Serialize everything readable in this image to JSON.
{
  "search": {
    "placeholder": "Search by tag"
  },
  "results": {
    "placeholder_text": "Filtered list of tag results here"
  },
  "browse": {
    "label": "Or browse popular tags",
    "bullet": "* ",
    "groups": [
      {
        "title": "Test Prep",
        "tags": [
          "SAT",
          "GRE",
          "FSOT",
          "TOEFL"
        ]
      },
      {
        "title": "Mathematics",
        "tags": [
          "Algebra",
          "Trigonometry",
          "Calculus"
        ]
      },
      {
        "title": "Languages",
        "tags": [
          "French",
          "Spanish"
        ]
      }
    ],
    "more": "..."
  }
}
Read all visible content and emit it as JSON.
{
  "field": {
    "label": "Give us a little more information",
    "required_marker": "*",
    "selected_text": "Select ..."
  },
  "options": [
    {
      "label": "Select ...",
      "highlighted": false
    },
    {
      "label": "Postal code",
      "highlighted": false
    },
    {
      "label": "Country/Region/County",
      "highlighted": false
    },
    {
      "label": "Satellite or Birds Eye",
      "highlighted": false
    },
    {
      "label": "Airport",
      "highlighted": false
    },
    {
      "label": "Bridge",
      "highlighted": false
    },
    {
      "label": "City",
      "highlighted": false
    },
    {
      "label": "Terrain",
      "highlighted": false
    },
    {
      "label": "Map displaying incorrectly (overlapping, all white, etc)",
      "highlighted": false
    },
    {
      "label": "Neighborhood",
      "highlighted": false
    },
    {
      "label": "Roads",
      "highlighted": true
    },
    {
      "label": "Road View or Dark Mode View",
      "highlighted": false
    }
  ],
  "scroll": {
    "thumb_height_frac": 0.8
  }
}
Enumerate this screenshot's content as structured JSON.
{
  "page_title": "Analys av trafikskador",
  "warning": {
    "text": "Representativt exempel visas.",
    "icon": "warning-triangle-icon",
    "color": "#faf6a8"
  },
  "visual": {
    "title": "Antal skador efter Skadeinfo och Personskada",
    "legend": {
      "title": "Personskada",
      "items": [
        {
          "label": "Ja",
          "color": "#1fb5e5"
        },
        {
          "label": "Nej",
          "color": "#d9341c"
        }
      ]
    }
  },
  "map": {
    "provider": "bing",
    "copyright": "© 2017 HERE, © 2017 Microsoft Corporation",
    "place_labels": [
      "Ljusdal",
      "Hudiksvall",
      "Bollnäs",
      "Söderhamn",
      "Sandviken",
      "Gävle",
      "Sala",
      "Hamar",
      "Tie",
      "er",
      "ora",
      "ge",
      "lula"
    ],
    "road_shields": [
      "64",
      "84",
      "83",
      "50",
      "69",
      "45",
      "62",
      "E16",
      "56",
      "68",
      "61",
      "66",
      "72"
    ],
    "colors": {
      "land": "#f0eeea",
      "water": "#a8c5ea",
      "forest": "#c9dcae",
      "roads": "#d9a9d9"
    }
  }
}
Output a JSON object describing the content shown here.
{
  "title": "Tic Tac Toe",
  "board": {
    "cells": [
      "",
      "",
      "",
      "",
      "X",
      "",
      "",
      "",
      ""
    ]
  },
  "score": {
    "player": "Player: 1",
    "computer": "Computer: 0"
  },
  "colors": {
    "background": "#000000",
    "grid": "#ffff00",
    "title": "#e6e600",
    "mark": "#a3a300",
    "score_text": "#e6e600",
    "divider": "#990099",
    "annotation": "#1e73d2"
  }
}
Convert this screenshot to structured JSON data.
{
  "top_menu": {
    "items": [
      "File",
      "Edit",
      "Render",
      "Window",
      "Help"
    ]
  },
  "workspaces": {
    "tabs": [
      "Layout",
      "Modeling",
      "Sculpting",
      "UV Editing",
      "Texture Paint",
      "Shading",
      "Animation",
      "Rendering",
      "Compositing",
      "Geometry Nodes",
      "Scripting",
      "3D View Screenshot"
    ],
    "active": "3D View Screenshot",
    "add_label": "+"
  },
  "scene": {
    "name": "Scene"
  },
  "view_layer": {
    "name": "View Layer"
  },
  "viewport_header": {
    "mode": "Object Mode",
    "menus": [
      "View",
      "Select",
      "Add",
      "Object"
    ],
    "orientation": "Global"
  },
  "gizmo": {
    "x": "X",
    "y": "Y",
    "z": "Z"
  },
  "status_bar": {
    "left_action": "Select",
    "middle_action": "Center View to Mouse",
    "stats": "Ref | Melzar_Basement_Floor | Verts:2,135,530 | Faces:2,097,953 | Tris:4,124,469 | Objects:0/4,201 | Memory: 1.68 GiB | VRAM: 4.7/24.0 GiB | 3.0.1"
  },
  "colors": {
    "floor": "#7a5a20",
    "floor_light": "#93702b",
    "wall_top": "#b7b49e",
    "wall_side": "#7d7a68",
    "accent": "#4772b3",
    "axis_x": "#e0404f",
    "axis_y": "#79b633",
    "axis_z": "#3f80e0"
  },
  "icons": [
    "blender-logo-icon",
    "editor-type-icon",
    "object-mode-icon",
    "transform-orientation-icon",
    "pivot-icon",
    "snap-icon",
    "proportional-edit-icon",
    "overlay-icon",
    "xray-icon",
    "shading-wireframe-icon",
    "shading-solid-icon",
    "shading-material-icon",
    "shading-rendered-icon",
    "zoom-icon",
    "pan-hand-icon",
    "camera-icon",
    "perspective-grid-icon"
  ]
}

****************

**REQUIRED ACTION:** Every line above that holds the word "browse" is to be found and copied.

**FINAL ANSWER:**
  "browse": {
    "label": "Or browse popular tags",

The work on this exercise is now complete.